The hotel rooms have doors but no TVs.
There is even a fire-alarm system in the rooms. The rooms are impossible to burn, but this is Europe and we have regulations.
Q. What is autumn like?
Much like Canada or the northern United States. Very colorful, with leaves that turn red, yellow, violet and other colors. People go through the forests and pick berries and mushrooms.
Hunting is very popular. The biggest thing to hunt is elk. That season starts in September and goes through November. All the real men here go hunting. We also have bears in the forest.
Q. Lapland is famous for reindeer. Are there reindeer in southern Lapland?
There are more reindeer than people in Lapland, and this is the southernmost area where there are people in the reindeer business.
Q. Are the reindeer tame?
It's funny, but we use reindeer and also think of them as wild. Every spring we collect them and decide which we will eat and which we will let loose. They move around in the forest; there are reindeer safaris. We use some to pull sleds.
Q. Are sled reindeer hard to train?
Not every reindeer can be tamed; they need to have a certain kind of personality. Training them – taking a wild animal from the forest and teaching it how to behave – is very tough work.
Q. So there are professional reindeer trainers?
Yes. Many times, they're the guys who own them. And of course, we have this one guy who does that all the time. His name is Santa Claus.
The Charlotte Observer welcomes your comments on news of the day. The more voices engaged in conversation, the better for us all, but do keep it civil. Please refrain from profanity, obscenity, spam, name-calling or attacking others for their views.
Have a news tip?

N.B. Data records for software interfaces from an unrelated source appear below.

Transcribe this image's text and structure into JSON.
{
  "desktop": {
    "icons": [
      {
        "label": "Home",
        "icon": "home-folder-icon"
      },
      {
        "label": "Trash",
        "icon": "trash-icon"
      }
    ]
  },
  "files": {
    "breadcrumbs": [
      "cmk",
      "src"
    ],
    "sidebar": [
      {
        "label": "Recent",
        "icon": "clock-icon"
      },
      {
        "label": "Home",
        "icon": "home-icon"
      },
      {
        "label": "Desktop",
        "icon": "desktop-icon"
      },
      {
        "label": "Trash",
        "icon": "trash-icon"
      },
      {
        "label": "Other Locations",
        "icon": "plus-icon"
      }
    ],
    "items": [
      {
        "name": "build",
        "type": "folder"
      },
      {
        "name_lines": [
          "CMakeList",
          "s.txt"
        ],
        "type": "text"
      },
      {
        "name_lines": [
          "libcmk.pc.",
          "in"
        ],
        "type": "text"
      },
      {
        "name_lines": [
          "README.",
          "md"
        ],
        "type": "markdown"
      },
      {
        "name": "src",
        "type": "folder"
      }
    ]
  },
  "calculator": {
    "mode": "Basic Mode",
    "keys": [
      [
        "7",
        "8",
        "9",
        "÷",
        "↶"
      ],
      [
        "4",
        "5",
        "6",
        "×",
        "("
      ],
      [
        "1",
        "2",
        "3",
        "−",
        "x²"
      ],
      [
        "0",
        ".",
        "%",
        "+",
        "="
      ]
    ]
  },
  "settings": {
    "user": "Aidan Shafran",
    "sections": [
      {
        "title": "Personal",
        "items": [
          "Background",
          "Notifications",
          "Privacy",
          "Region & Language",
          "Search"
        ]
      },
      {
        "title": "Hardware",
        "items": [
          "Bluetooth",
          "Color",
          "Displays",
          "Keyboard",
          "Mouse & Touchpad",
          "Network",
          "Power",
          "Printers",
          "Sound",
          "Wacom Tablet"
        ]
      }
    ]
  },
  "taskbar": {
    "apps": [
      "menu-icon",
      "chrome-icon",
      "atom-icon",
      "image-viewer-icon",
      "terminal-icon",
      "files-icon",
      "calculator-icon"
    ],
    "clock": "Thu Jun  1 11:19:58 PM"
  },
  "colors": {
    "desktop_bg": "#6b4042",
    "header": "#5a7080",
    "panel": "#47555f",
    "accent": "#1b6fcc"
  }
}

You can send it to a local news editor; email firstname.lastname@example.org to send us your tip - or - consider joining the Public Insight Network and become a source for The Charlotte Observer.Read moreRead less